• **Prompt**
Find the string "screenshot" in the records. Copy each line that has it.

(Data entries)
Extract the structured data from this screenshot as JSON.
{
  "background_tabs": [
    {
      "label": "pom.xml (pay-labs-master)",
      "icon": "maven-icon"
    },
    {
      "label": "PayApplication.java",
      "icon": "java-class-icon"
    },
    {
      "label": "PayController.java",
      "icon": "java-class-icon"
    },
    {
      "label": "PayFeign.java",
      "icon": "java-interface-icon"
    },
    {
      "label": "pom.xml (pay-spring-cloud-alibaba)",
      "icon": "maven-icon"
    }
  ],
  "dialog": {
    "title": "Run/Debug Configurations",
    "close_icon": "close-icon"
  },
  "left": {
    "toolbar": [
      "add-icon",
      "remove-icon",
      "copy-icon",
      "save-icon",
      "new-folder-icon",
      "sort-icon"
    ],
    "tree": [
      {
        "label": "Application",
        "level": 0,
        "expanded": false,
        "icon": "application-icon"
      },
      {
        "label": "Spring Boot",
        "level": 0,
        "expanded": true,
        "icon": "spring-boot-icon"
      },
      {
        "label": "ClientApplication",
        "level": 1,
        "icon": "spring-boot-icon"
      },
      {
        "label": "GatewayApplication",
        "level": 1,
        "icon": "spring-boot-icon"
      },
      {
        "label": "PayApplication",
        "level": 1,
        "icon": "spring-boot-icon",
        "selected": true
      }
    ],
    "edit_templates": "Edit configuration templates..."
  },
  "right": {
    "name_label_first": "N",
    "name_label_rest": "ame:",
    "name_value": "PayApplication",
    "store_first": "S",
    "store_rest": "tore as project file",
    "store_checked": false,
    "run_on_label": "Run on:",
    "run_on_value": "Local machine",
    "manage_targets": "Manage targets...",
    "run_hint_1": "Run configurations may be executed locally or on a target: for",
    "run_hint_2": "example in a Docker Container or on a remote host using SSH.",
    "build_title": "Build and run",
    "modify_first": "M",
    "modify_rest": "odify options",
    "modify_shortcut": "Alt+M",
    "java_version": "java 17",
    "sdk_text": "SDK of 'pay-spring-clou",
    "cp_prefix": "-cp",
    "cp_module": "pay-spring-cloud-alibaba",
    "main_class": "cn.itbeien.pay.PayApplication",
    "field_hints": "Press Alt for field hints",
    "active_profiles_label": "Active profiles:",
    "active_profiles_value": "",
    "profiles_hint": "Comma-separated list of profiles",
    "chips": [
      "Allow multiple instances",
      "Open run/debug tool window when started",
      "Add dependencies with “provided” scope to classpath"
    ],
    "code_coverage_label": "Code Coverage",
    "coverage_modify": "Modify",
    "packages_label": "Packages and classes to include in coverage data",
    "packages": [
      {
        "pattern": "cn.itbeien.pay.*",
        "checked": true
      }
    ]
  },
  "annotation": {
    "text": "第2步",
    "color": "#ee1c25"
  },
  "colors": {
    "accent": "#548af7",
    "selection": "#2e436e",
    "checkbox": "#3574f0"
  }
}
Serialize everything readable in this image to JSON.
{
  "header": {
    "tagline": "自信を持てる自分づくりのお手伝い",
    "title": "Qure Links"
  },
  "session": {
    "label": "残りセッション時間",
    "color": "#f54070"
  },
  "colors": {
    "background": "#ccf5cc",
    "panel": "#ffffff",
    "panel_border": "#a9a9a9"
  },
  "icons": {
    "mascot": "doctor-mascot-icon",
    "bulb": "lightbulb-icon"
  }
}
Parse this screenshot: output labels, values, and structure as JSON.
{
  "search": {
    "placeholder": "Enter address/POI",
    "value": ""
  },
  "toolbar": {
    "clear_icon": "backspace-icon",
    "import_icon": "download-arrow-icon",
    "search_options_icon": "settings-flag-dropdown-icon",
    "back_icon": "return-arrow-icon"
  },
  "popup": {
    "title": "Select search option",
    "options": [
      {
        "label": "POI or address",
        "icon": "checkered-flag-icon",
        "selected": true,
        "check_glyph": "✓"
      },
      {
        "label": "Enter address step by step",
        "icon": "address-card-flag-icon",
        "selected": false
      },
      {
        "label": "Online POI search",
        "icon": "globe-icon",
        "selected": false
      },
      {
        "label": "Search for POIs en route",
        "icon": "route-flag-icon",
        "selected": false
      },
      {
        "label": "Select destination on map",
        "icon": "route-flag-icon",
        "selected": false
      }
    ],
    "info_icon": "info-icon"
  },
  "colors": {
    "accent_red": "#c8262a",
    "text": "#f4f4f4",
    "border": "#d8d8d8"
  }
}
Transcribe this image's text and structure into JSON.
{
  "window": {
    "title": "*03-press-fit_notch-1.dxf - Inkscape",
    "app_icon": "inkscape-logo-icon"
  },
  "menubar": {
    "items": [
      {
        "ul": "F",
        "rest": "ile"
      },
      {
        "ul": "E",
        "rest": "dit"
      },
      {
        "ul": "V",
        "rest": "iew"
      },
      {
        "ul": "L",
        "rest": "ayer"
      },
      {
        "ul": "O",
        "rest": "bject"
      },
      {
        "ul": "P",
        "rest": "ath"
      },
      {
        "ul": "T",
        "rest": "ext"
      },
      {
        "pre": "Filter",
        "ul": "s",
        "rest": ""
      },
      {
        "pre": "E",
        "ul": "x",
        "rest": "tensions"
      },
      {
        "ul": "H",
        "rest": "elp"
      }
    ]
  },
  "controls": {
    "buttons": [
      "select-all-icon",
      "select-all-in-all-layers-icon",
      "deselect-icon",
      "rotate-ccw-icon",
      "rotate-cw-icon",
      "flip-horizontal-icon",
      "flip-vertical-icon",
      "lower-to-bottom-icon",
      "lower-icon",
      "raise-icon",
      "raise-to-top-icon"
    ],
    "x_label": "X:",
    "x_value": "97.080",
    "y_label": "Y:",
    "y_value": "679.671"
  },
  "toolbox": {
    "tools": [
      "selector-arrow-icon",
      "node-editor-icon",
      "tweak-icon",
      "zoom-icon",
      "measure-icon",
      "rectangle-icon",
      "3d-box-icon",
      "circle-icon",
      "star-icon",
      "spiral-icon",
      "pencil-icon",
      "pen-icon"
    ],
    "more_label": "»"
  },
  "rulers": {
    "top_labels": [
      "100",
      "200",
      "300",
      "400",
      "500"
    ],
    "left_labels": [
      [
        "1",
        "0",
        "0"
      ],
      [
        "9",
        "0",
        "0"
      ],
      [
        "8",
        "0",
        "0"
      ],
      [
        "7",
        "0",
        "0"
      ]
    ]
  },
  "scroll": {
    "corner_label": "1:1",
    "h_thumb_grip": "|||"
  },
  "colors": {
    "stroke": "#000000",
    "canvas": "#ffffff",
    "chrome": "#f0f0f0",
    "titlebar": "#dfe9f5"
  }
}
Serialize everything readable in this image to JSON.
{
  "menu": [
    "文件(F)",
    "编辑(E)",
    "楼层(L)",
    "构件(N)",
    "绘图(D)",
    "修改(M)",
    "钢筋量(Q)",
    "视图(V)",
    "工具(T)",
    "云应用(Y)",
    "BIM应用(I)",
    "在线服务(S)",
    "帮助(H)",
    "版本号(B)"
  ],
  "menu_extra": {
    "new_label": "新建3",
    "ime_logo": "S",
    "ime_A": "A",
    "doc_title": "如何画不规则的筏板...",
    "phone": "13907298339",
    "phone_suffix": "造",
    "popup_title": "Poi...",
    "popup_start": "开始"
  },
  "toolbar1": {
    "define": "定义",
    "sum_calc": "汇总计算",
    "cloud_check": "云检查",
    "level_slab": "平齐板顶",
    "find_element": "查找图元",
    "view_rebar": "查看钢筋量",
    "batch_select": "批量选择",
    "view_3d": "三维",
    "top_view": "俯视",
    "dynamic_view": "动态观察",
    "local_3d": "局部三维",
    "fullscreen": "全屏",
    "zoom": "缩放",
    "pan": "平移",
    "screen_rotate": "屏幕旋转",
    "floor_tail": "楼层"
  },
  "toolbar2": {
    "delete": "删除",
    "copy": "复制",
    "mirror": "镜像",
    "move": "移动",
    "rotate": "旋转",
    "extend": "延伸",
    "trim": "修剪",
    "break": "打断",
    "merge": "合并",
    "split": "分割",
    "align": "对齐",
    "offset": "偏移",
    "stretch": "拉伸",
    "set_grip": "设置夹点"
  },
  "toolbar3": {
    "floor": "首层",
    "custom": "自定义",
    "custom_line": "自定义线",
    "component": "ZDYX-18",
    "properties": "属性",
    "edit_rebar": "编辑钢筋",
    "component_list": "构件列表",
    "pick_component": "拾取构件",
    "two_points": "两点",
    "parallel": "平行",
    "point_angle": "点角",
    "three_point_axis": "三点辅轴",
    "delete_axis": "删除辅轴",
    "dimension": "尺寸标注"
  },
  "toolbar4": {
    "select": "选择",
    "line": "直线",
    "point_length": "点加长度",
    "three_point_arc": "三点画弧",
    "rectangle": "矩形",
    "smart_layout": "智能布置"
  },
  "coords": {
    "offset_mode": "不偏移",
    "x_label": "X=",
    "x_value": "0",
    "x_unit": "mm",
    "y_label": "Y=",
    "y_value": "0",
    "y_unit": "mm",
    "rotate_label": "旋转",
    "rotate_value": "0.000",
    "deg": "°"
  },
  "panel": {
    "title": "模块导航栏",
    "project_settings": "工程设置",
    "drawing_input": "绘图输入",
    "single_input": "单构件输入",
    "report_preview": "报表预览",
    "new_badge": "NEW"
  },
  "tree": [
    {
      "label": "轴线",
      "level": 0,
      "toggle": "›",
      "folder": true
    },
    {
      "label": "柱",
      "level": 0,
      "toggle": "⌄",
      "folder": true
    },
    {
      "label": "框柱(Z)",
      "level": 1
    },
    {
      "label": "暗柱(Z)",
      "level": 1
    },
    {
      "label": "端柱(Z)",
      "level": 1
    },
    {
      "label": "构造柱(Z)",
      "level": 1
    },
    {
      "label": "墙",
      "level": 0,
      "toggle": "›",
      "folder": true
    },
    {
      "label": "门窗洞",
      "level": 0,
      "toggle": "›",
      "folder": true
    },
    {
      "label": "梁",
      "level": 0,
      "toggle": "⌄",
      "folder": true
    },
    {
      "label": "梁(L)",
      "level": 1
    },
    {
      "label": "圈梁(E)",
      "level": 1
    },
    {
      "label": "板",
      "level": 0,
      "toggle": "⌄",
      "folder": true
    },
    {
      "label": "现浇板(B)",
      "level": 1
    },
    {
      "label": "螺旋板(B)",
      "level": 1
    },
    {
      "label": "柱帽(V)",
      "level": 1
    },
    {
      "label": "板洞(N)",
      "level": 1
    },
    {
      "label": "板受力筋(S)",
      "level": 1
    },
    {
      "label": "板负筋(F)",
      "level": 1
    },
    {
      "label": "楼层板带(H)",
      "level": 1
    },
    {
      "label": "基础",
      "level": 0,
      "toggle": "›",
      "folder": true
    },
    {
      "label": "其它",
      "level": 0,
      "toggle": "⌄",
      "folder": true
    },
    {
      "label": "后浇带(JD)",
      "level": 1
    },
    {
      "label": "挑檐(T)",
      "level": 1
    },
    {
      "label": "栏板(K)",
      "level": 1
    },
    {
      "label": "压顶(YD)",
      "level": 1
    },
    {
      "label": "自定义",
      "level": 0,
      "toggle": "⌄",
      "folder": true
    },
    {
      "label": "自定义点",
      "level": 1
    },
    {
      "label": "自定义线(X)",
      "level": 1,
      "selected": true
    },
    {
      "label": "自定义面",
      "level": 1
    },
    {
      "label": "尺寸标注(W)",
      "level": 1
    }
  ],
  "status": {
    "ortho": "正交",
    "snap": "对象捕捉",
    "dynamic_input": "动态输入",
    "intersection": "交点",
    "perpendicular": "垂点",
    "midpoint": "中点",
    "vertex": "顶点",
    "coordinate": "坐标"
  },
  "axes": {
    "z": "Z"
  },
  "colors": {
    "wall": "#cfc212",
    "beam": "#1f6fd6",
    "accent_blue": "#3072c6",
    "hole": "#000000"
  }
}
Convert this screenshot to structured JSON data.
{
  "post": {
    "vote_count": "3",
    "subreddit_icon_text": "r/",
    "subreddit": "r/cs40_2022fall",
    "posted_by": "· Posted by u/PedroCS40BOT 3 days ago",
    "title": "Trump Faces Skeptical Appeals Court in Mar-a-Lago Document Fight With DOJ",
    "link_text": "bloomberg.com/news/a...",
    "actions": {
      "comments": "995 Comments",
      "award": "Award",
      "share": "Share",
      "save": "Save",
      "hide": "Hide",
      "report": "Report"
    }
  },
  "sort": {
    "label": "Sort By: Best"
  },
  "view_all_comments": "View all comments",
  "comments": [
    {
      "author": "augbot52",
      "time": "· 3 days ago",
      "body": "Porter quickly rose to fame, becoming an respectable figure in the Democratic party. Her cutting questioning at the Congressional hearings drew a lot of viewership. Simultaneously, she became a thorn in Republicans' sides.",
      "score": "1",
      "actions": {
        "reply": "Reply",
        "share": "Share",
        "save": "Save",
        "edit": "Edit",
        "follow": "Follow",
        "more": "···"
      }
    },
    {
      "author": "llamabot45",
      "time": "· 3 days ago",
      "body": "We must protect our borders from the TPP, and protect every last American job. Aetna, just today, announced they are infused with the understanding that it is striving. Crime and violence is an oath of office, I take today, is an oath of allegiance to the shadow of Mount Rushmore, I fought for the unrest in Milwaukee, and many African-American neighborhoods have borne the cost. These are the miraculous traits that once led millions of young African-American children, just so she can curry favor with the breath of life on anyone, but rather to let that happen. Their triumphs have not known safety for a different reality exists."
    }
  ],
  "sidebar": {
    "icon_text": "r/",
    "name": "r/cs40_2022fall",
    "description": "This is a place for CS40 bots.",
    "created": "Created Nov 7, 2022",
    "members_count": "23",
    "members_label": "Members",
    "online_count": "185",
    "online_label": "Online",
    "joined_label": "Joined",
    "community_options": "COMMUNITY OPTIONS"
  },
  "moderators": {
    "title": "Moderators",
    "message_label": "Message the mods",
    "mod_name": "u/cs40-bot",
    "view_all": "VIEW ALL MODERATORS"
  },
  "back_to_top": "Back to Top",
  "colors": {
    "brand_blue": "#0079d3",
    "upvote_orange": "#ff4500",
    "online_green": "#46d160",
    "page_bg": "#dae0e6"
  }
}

• **Finished exercise**
Extract the structured data from this screenshot as JSON.
Parse this screenshot: output labels, values, and structure as JSON.
Convert this screenshot to structured JSON data.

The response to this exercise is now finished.